= What you have to do =
For every line in the entries that contains "JSON", show the whole line.

= Data under study =

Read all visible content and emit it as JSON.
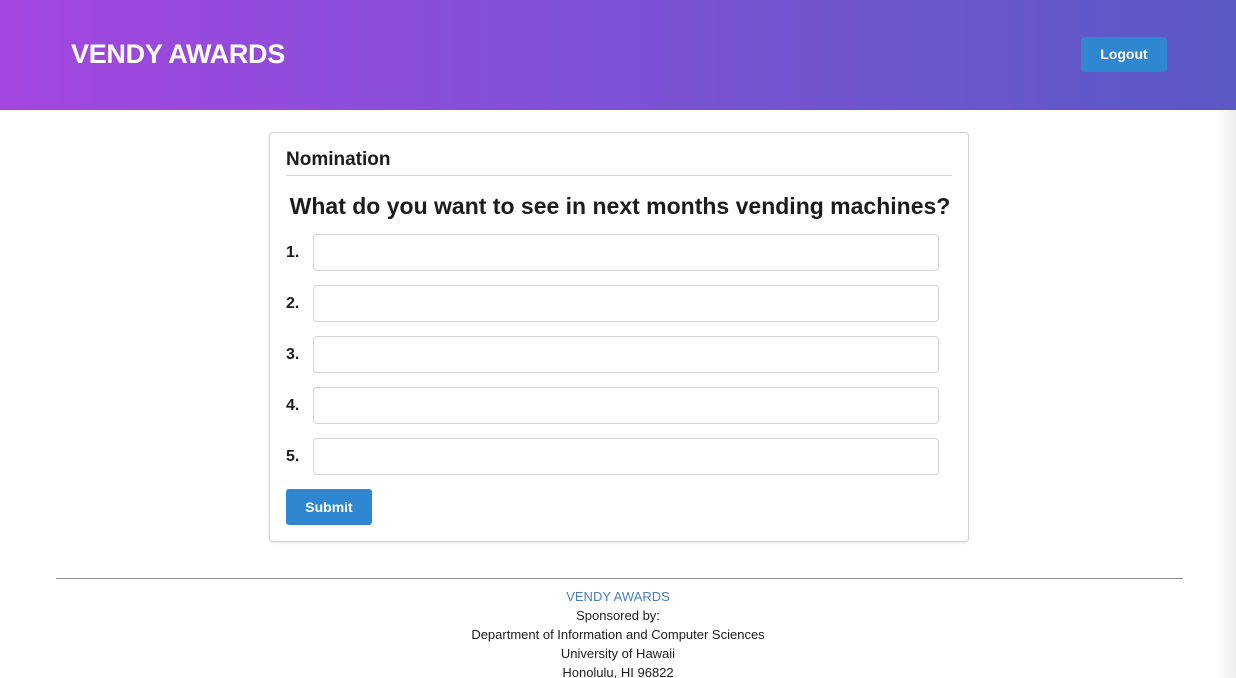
{
  "header": {
    "brand": "VENDY AWARDS",
    "logout_label": "Logout",
    "gradient_start": "#a346de",
    "gradient_end": "#5a59c6",
    "button_color": "#2f86d1"
  },
  "nomination": {
    "title": "Nomination",
    "question": "What do you want to see in next months vending machines?",
    "rows": [
      {
        "label": "1.",
        "value": ""
      },
      {
        "label": "2.",
        "value": ""
      },
      {
        "label": "3.",
        "value": ""
      },
      {
        "label": "4.",
        "value": ""
      },
      {
        "label": "5.",
        "value": ""
      }
    ],
    "submit_label": "Submit"
  },
  "footer": {
    "brand": "VENDY AWARDS",
    "sponsored": "Sponsored by:",
    "department": "Department of Information and Computer Sciences",
    "university": "University of Hawaii",
    "address": "Honolulu, HI 96822",
    "link_color": "#4a7dbf"
  }
}
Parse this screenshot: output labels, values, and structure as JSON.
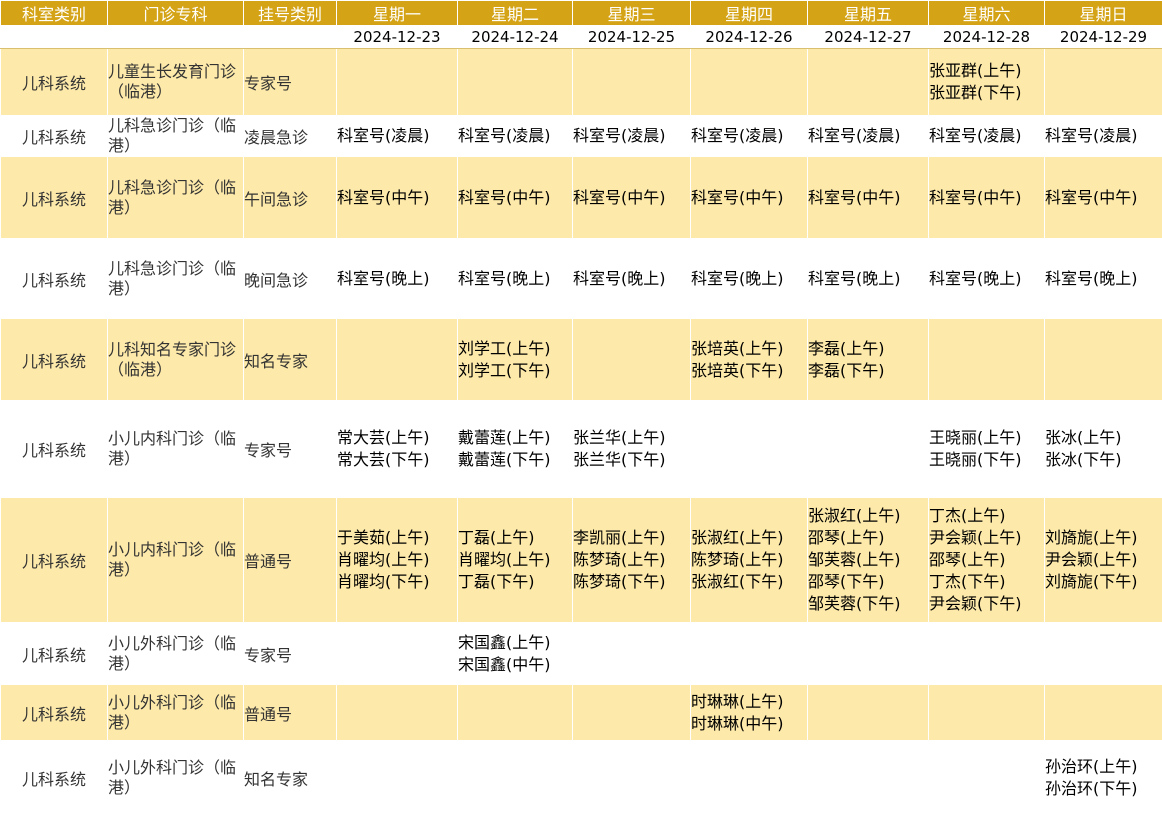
{
  "headers": [
    "科室类别",
    "门诊专科",
    "挂号类别",
    "星期一",
    "星期二",
    "星期三",
    "星期四",
    "星期五",
    "星期六",
    "星期日"
  ],
  "dates": [
    "2024-12-23",
    "2024-12-24",
    "2024-12-25",
    "2024-12-26",
    "2024-12-27",
    "2024-12-28",
    "2024-12-29"
  ],
  "rows": [
    {
      "dept": "儿科系统",
      "clinic": "儿童生长发育门诊（临港）",
      "type": "专家号",
      "days": [
        [],
        [],
        [],
        [],
        [],
        [
          "张亚群(上午)",
          "张亚群(下午)"
        ],
        []
      ]
    },
    {
      "dept": "儿科系统",
      "clinic": "儿科急诊门诊（临港）",
      "type": "凌晨急诊",
      "days": [
        [
          "科室号(凌晨)"
        ],
        [
          "科室号(凌晨)"
        ],
        [
          "科室号(凌晨)"
        ],
        [
          "科室号(凌晨)"
        ],
        [
          "科室号(凌晨)"
        ],
        [
          "科室号(凌晨)"
        ],
        [
          "科室号(凌晨)"
        ]
      ]
    },
    {
      "dept": "儿科系统",
      "clinic": "儿科急诊门诊（临港）",
      "type": "午间急诊",
      "days": [
        [
          "科室号(中午)"
        ],
        [
          "科室号(中午)"
        ],
        [
          "科室号(中午)"
        ],
        [
          "科室号(中午)"
        ],
        [
          "科室号(中午)"
        ],
        [
          "科室号(中午)"
        ],
        [
          "科室号(中午)"
        ]
      ]
    },
    {
      "dept": "儿科系统",
      "clinic": "儿科急诊门诊（临港）",
      "type": "晚间急诊",
      "days": [
        [
          "科室号(晚上)"
        ],
        [
          "科室号(晚上)"
        ],
        [
          "科室号(晚上)"
        ],
        [
          "科室号(晚上)"
        ],
        [
          "科室号(晚上)"
        ],
        [
          "科室号(晚上)"
        ],
        [
          "科室号(晚上)"
        ]
      ]
    },
    {
      "dept": "儿科系统",
      "clinic": "儿科知名专家门诊（临港）",
      "type": "知名专家",
      "days": [
        [],
        [
          "刘学工(上午)",
          "刘学工(下午)"
        ],
        [],
        [
          "张培英(上午)",
          "张培英(下午)"
        ],
        [
          "李磊(上午)",
          "李磊(下午)"
        ],
        [],
        []
      ]
    },
    {
      "dept": "儿科系统",
      "clinic": "小儿内科门诊（临港）",
      "type": "专家号",
      "days": [
        [
          "常大芸(上午)",
          "常大芸(下午)"
        ],
        [
          "戴蕾莲(上午)",
          "戴蕾莲(下午)"
        ],
        [
          "张兰华(上午)",
          "张兰华(下午)"
        ],
        [],
        [],
        [
          "王晓丽(上午)",
          "王晓丽(下午)"
        ],
        [
          "张冰(上午)",
          "张冰(下午)"
        ]
      ]
    },
    {
      "dept": "儿科系统",
      "clinic": "小儿内科门诊（临港）",
      "type": "普通号",
      "days": [
        [
          "于美茹(上午)",
          "肖曜均(上午)",
          "肖曜均(下午)"
        ],
        [
          "丁磊(上午)",
          "肖曜均(上午)",
          "丁磊(下午)"
        ],
        [
          "李凯丽(上午)",
          "陈梦琦(上午)",
          "陈梦琦(下午)"
        ],
        [
          "张淑红(上午)",
          "陈梦琦(上午)",
          "张淑红(下午)"
        ],
        [
          "张淑红(上午)",
          "邵琴(上午)",
          "邹芙蓉(上午)",
          "邵琴(下午)",
          "邹芙蓉(下午)"
        ],
        [
          "丁杰(上午)",
          "尹会颖(上午)",
          "邵琴(上午)",
          "丁杰(下午)",
          "尹会颖(下午)"
        ],
        [
          "刘旖旎(上午)",
          "尹会颖(上午)",
          "刘旖旎(下午)"
        ]
      ]
    },
    {
      "dept": "儿科系统",
      "clinic": "小儿外科门诊（临港）",
      "type": "专家号",
      "days": [
        [],
        [
          "宋国鑫(上午)",
          "宋国鑫(中午)"
        ],
        [],
        [],
        [],
        [],
        []
      ]
    },
    {
      "dept": "儿科系统",
      "clinic": "小儿外科门诊（临港）",
      "type": "普通号",
      "days": [
        [],
        [],
        [],
        [
          "时琳琳(上午)",
          "时琳琳(中午)"
        ],
        [],
        [],
        []
      ]
    },
    {
      "dept": "儿科系统",
      "clinic": "小儿外科门诊（临港）",
      "type": "知名专家",
      "days": [
        [],
        [],
        [],
        [],
        [],
        [],
        [
          "孙治环(上午)",
          "孙治环(下午)"
        ]
      ]
    }
  ]
}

= Solution to the exercise =
Read all visible content and emit it as JSON.
Parse this screenshot: output labels, values, and structure as JSON.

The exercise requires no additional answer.